On Thursday, January 22nd, at 6 pm, the exhibit “Sindålu: Chamorro Journey Stories in the US Military” will be returning to the Second Floor Gallery Space in the Agana Shopping Center. The exhibit is organized by the Guam Humanities Council as a companion to a Smithsonian Exhibit titled “Journey Stories” that was brought to Guam last year. In June 2014 the exhibit first premiered in the Agana Shopping Center and then traveled to other locations. I worked on this exhibit as a researcher and writer, and it was quite an experience gathering stories of Chamorros who have served in the US military over the past 100 years. I definitely invite anyone interested in this part of Guam/Chamorro history to attend the reception or visit the exhibit over the next few months.
The relationship between Chamorros and the United States has always been stimulated and frustrated by the United States military. When Chamorros were initially promised the greatness of the United States in terms of democracy, freedom and liberty in 1899, they instead met with the US Navy who governed by island for half of a century by not allowing any of those three things to exist in any formal sense on the island. That period of Guam History is known as the “USS Guam” period where Naval Governors ruled the island and without any democratic consent of the people over the lives and laws of Chamorros. When Chamorros began to join the US military as a way of improving their lives and learning the importance of service and patriotism and how the greatest of any community are those who take on the sacrifice of sacrificing for all others, instead they were met with racism that relegated them to only serving in the lowest ranks of the US Navy, being just mess attendants. Even when Chamorros finally felt and learned first hand the liberating potential of the US military when it expelled the Japanese during World War II, they also learned that the US military has a tendency to liberate people from its resources when it wants them and is not above doing it illegally or immorally.

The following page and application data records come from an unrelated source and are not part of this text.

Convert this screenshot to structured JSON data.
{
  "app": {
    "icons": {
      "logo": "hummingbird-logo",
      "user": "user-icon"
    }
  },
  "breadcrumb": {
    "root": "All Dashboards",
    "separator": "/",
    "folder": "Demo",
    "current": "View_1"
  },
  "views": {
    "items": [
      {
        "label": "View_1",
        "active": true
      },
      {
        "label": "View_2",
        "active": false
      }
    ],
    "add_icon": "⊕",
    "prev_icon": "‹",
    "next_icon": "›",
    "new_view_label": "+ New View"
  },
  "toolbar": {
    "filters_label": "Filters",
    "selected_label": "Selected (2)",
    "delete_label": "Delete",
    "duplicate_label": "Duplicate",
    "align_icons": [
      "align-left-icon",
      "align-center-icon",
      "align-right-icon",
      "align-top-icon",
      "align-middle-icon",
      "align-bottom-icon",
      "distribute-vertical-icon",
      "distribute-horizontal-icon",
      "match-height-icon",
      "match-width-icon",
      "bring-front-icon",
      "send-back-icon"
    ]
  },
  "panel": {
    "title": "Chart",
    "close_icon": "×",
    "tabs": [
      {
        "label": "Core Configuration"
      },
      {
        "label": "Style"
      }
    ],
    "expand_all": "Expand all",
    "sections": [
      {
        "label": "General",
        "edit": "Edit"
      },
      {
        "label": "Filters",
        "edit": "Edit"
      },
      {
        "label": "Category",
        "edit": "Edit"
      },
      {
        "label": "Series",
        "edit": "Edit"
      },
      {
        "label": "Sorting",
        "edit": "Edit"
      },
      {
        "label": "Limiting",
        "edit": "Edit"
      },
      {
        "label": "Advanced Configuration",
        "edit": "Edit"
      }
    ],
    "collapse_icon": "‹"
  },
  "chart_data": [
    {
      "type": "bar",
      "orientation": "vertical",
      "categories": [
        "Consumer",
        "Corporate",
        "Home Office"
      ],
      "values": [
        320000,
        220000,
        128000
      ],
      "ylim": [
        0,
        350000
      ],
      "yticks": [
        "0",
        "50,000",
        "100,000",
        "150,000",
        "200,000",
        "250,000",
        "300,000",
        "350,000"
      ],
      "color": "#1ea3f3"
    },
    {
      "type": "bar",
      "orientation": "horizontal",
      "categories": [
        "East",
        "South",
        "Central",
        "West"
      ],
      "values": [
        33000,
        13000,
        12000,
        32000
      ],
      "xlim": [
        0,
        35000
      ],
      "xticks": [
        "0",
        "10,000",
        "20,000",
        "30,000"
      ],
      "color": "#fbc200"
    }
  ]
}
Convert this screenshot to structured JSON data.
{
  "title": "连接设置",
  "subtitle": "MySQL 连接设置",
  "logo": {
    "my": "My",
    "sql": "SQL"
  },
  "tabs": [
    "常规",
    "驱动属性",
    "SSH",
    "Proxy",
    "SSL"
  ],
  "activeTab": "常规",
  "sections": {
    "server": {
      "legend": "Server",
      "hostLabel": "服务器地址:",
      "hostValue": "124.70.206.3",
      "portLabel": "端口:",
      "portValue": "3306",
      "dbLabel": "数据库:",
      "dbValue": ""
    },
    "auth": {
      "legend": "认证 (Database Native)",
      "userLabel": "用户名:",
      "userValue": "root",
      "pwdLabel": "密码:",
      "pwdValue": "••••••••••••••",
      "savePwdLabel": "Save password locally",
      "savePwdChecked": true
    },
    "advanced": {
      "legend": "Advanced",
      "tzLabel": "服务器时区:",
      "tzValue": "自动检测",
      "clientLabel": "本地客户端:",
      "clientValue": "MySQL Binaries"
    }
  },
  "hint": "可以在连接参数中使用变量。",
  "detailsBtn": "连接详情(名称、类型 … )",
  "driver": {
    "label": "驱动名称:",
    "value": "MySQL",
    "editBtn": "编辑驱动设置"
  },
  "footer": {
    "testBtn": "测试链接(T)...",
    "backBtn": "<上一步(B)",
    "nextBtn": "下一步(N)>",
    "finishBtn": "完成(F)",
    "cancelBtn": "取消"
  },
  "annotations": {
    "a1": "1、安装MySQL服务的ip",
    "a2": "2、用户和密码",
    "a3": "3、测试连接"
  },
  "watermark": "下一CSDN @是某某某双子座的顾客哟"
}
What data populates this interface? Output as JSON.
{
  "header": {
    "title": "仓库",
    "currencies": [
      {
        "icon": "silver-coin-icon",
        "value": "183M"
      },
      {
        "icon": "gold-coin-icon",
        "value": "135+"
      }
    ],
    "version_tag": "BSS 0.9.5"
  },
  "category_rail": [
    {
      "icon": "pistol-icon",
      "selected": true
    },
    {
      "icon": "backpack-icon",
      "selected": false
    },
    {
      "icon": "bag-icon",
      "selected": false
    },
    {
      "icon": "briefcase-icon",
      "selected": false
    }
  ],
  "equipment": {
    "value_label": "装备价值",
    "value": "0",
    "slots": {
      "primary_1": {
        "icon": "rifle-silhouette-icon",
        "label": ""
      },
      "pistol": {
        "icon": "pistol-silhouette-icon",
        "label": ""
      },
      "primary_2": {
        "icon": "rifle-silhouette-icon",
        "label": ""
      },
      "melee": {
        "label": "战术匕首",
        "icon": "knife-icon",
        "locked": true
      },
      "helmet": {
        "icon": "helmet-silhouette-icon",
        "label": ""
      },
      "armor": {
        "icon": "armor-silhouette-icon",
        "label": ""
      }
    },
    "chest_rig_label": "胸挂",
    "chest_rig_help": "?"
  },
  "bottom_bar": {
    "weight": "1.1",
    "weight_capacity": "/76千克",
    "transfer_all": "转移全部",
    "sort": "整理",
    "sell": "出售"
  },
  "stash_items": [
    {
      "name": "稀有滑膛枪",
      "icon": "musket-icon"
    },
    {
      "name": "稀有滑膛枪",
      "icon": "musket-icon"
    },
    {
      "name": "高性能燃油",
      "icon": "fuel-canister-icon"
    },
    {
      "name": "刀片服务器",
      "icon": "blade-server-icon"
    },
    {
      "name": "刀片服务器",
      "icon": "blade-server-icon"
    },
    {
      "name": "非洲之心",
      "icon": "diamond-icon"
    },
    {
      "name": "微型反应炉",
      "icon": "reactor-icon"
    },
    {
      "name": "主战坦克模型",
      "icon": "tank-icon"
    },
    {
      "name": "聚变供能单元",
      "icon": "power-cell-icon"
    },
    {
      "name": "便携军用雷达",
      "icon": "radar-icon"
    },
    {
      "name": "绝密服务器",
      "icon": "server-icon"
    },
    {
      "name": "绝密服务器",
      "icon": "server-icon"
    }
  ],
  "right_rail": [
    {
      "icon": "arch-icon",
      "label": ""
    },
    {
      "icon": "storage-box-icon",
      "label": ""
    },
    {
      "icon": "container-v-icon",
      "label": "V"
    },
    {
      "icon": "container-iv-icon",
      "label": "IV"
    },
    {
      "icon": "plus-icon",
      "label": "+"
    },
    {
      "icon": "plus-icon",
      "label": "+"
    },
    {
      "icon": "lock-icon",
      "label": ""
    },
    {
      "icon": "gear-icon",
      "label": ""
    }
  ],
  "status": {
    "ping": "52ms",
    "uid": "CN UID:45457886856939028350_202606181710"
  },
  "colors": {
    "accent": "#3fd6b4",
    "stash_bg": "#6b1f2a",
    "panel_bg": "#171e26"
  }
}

But as Chamorros have become more intimately connected to the US military they have also become more intimately connect to the United States as a nation. They take on more of the patriotism of being a part of the country, even if Guam remains a colony. They use the language of shared community, sacrifice for home territory and defense of democracy and freedom even if as Guam remains a colony each of those things should be ridiculously covered in asterisks.
For many the military offers chances for education, socio-economic improvement, travel and a chance to feel like you are an active contributing member of society. But for others, they military takes just as much, if not more than it gives. In a general way the armed forces of the United States soak up an incredible amount of resources, the largest chunk of the federal budget pie. All told the US spends more in its military than the next 13 countries combined. In Guam, many people feel this problem in terms of the large amount of land and natural resources they occupy here.
The voices of veterans have their own critical complexity. Chamorros serving in Vietnam for example often experienced a crisis of colonial identity, when they could call into question why they were in a jungle fighting and killing people who looked more like them than most of their commanding officers. Chamorros in several wars have made connections between the imposition of “freedom” elsewhere and the colonial lack of freedom in Guam. The late Angel Santos, Maga’lahi of the group Nasion Chamoru for instance was a model soldier in the US Air Force. But because of his experiences of racism and the secrecy of the military, later dedicated his life to getting the US military to return Chamorro lands and seeking Guam’s decolonization.